Medications may address underlying conditions contributing to tinnitus, such as anxiety, depression, or sleep disturbances. Always consult with a healthcare professional to discuss medication options’ potential benefits and risks.
Individuals seeking relief from tinnitus often explore various alternative treatments and complementary therapies. These include acupuncture, herbal supplements, ginkgo biloba, and homoeopathic remedies.
While some people may find these treatments helpful, it’s important to approach them cautiously and consult a healthcare professional to ensure safety and efficacy.
Remember, tinnitus management can be unique to each individual, and what works for one person may not work for another. It’s important to explore different strategies and seek guidance.
Tinnitus is a common condition characterized by ringing or buzzing sounds in the ears. It can be a frustrating and distressing experience for those who live with it. While the exact cause of tinnitus may vary from person to person, several potential factors can contribute to its development.
Exposure to loud noises, age-related hearing loss, earwax buildup, certain medications, high blood pressure, temporomandibular joint disorders, stress and anxiety, head and neck injuries, vascular conditions, and Meniere’s disease are some of the known causes of tinnitus.
Understanding these causes can help individuals identify potential triggers and appropriately manage their symptoms.
When it comes to managing tinnitus, there are various approaches available.

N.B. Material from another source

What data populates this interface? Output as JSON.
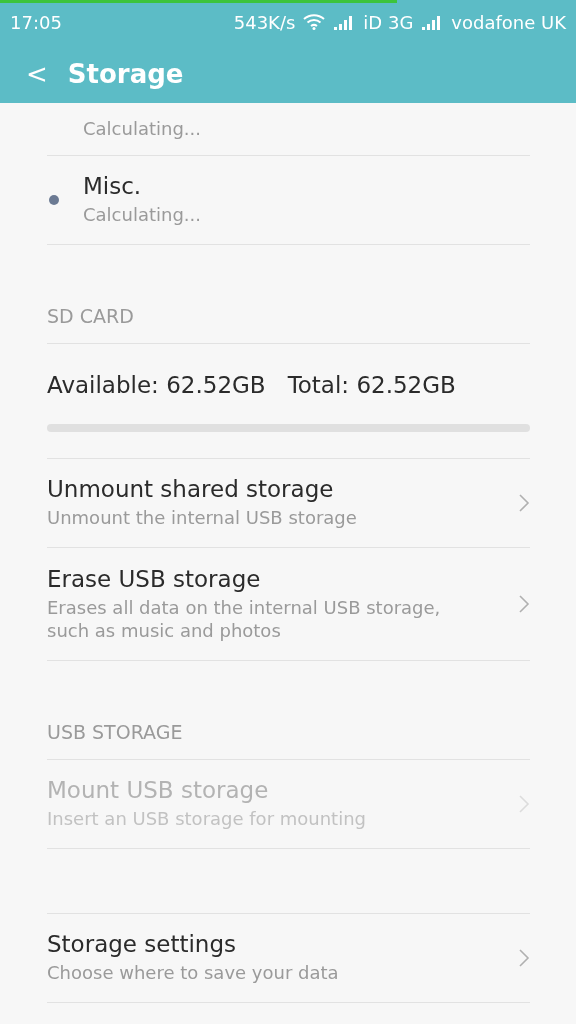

Lifestyle changes, such as avoiding loud noises, reducing stress, maintaining a healthy lifestyle, and limiting caffeine and alcohol intake, can make a significant difference.
Sound therapy, cognitive-behavioural therapy (CBT), tinnitus retraining therapy (TRT), and certain medications may also alleviate symptoms and improve quality of life.
It’s important to remember that there is no one-size-fits-all solution for tinnitus. What works for one person may not work for another. It may take time and experimentation to find the most effective management strategies.
Consulting with healthcare professionals, audiologists, or specialists in tinnitus can provide valuable guidance and support throughout the journey.
By understanding the potential causes of tinnitus and exploring appropriate management techniques, individuals can find relief and regain control over their lives. While tinnitus may not have a definitive cure, minimising its impact and living a fulfilling life is possible.
Frequently Asked Questions
Is tinnitus a permanent condition?
Tinnitus can be a chronic condition for some individuals. However, with proper management and treatment, many people find relief from their symptoms and experience significant improvement in their quality of life.
Can stress worsen tinnitus symptoms?
Stress can exacerbate tinnitus symptoms. High levels of stress and anxiety can make tinnitus more noticeable and bothersome. Implementing stress management techniques, such as relaxation exercises and mindfulness practices, can help alleviate symptoms.
Are there any natural remedies for tinnitus?
Some individuals find relief from tinnitus through natural remedies, such as ginkgo biloba, acupuncture, or homoeopathic treatments. However, it’s essential to consult a healthcare professional before trying alternative or complementary therapies.
Can medication completely cure tinnitus?
No medication can completely cure tinnitus. However, medications may be prescribed to manage underlying conditions or alleviate specific symptoms associated with tinnitus, such as anxiety or depression.
Can hearing aids help with tinnitus?
Hearing aids can be beneficial for individuals with both hearing loss and tinnitus. By amplifying external sounds, hearing aids can reduce the prominence of tinnitus and improve overall hearing, leading to better communication and quality of life.